This past weekend, I went to the annual ACTFL (American Council on the Teaching of Foreign Languages) conference in Philadelphia, PA. Not only was it my first time attending the conference, it was also my first time presenting to an audience of strangers. I've presented to my colleagues at school and at a very small local conference, but presenting at ACTFL was a totally different experience. I think I was a little star-struck. First of all, it was massive. I think there were around 7,000 foreign language educators in attendance. There were so many sessions to choose from (and so many of them led by people I know through my Twitter PLN) that it was a bit overwhelming. And I was really nervous about my presentation, which was a discussion of the impact of iPads on language learning. I worried that no one would come, or that the technology would fail me, or that people would heckle me. But soon I realized that, at a conference like that, you have a friendly audience. Unlike a faculty meeting or mandatory professional development, you have to want to go to ACTFL in order to go to ACTFL. The experience of being around 7,000 people who love teaching and learning language can be totally exhilarating... and then it's time to go back to school on Monday. Now what?
Wednesday, November 21, 2012
Wednesday, November 7, 2012
When you teach without a textbook, you spend a lot of time looking for good materials to share with your students. As I mentioned in my previous post about using news media in lesson plans, it can be exceedingly difficult--not to mention time-consuming--to compile level-appropriate and relevant resources that correspond with curricular themes and focus language structures. This is an area in which a class with 1:1 iPads, or really any handheld device with internet access, has a major advantage over a traditional class: you can just turn all that background work over to the students. I call this crowdsourcing.
Thursday, November 1, 2012

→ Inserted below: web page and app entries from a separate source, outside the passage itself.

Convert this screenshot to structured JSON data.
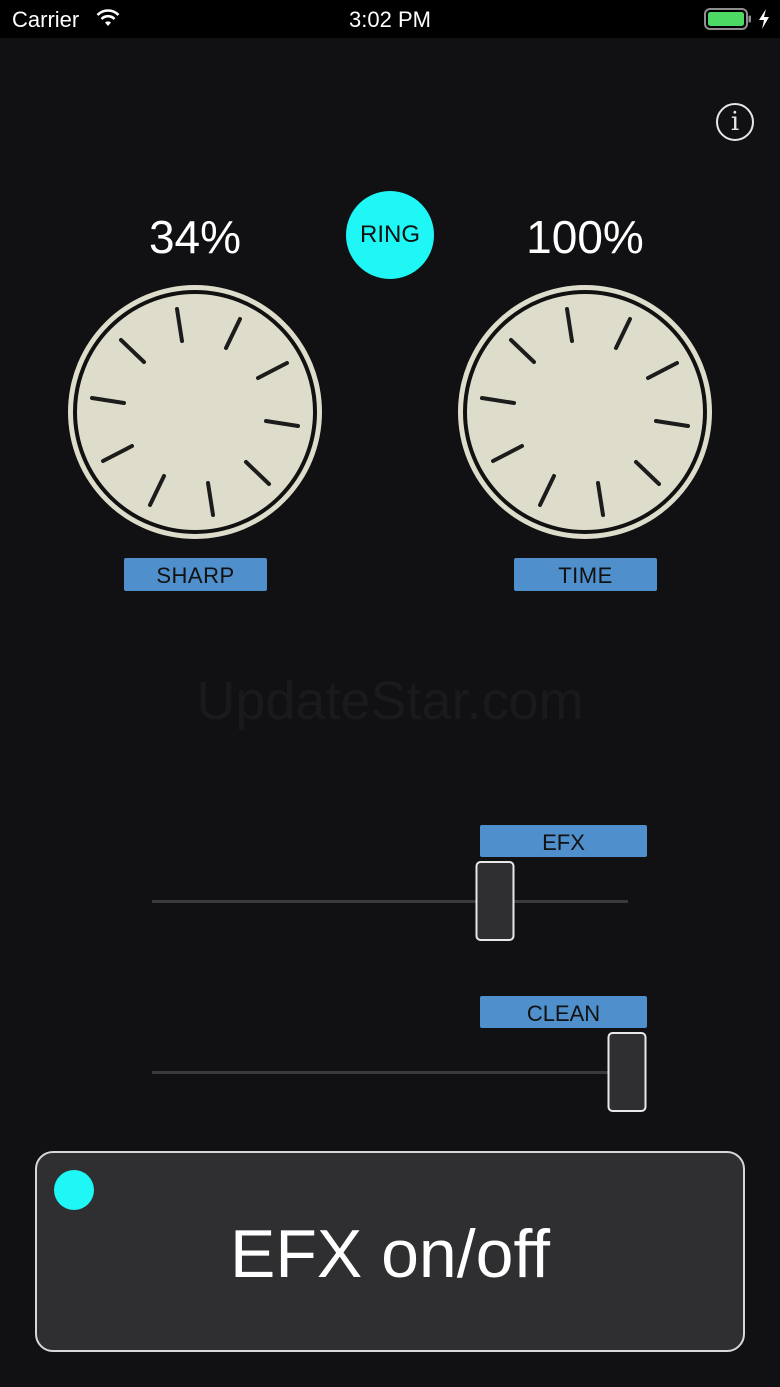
{
  "status_bar": {
    "carrier": "Carrier",
    "time": "3:02 PM",
    "battery_color": "#4cd964"
  },
  "info_icon": "i",
  "ring_button": {
    "label": "RING",
    "color": "#1ff7f7"
  },
  "knobs": {
    "sharp": {
      "value_text": "34%",
      "label": "SHARP"
    },
    "time": {
      "value_text": "100%",
      "label": "TIME"
    }
  },
  "watermark": "UpdateStar.com",
  "sliders": {
    "efx": {
      "label": "EFX",
      "value": 0.71
    },
    "clean": {
      "label": "CLEAN",
      "value": 1.0
    }
  },
  "efx_toggle": {
    "label": "EFX on/off",
    "led_color": "#1ff7f7"
  },
  "colors": {
    "accent": "#1ff7f7",
    "label_bg": "#4f8fcb",
    "knob_face": "#deddcb"
  }
}
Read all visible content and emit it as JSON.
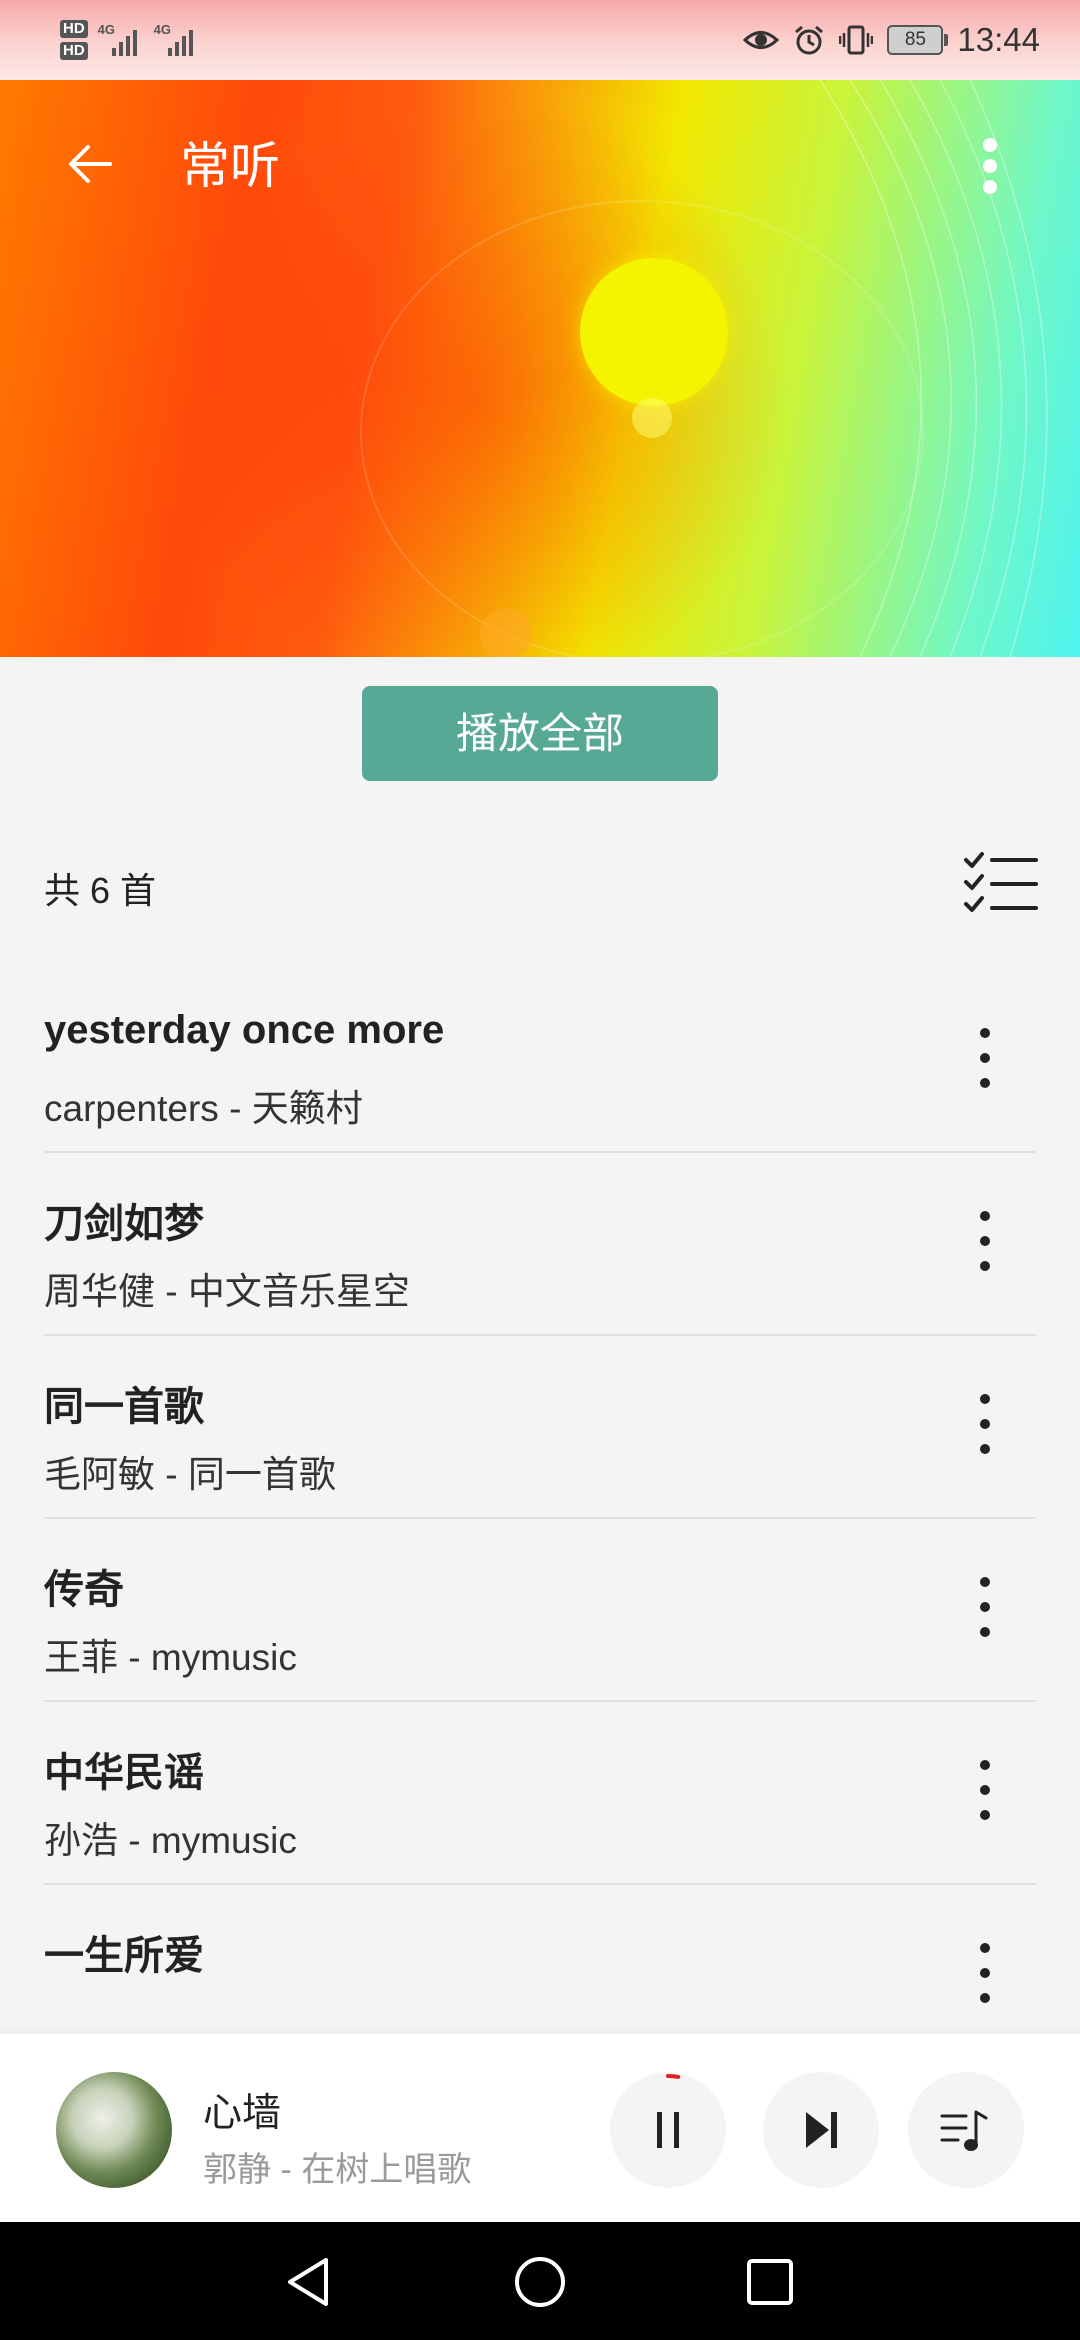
{
  "status_bar": {
    "hd1": "HD",
    "hd2": "HD",
    "net1_label": "4G",
    "net2_label": "4G",
    "battery": "85",
    "time": "13:44"
  },
  "header": {
    "title": "常听",
    "back_icon": "arrow-left-icon",
    "more_icon": "vertical-dots-icon"
  },
  "actions": {
    "play_all": "播放全部",
    "count": "共 6 首",
    "multi_select_icon": "checklist-icon"
  },
  "songs": [
    {
      "title": "yesterday once more",
      "subtitle": "carpenters - 天籁村"
    },
    {
      "title": "刀剑如梦",
      "subtitle": "周华健 - 中文音乐星空"
    },
    {
      "title": "同一首歌",
      "subtitle": "毛阿敏 - 同一首歌"
    },
    {
      "title": "传奇",
      "subtitle": "王菲 - mymusic"
    },
    {
      "title": "中华民谣",
      "subtitle": "孙浩 - mymusic"
    },
    {
      "title": "一生所爱",
      "subtitle": ""
    }
  ],
  "now_playing": {
    "title": "心墙",
    "subtitle": "郭静 - 在树上唱歌",
    "progress": 0.03,
    "accent_color": "#e02020"
  },
  "colors": {
    "play_all_bg": "#57a995",
    "page_bg": "#f4f4f4"
  }
}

Superstorm Sandy blew through my state this week. Luckily, in my area there was relatively little damage and fewer power outages than during Winter Storm Alfred and Tropical Storm Irene last year. School was canceled for two days, and my original lesson plans had to be scrapped. I knew that when classes resumed on Halloween, my students would not be at all interested in the topics we'd been discussing for days: comparisons of American and Spanish governments (Spanish 4) and current global issues (AP Spanish 6). They'd be wanting to talk about either Halloween or Sandy. Or both. So? If the mountain will not come to Mohammed...